= Task =
Find and return every line of the data that contains the word "label".

= Records for the task =
- - -

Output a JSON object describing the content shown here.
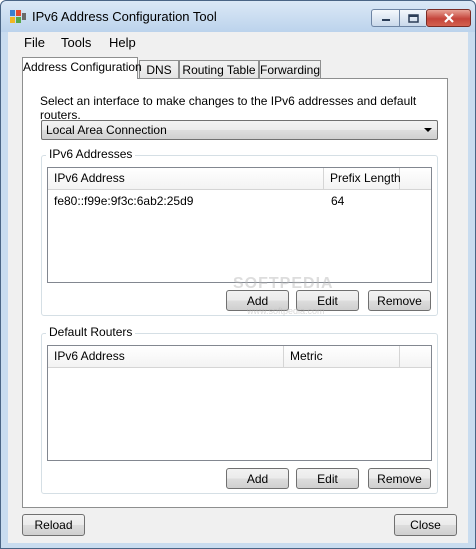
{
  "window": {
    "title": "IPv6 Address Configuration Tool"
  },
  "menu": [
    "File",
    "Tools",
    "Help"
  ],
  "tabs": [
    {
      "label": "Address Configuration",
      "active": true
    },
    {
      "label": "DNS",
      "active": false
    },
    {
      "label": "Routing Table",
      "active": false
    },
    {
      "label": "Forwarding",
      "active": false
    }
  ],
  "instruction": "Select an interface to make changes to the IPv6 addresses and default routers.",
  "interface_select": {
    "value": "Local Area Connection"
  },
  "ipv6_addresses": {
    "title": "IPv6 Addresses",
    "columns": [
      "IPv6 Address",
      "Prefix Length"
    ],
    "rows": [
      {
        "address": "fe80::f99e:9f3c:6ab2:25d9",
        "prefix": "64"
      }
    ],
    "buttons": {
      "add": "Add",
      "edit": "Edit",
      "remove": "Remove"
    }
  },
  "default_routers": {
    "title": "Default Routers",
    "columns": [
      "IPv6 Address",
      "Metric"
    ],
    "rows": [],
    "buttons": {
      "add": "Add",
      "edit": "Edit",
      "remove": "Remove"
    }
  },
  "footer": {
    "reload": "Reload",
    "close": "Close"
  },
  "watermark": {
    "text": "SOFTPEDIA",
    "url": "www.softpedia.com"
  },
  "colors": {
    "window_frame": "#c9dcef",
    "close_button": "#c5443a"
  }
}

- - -

= Reply =
      "label": "Address Configuration",
      "label": "DNS",
      "label": "Routing Table",
      "label": "Forwarding",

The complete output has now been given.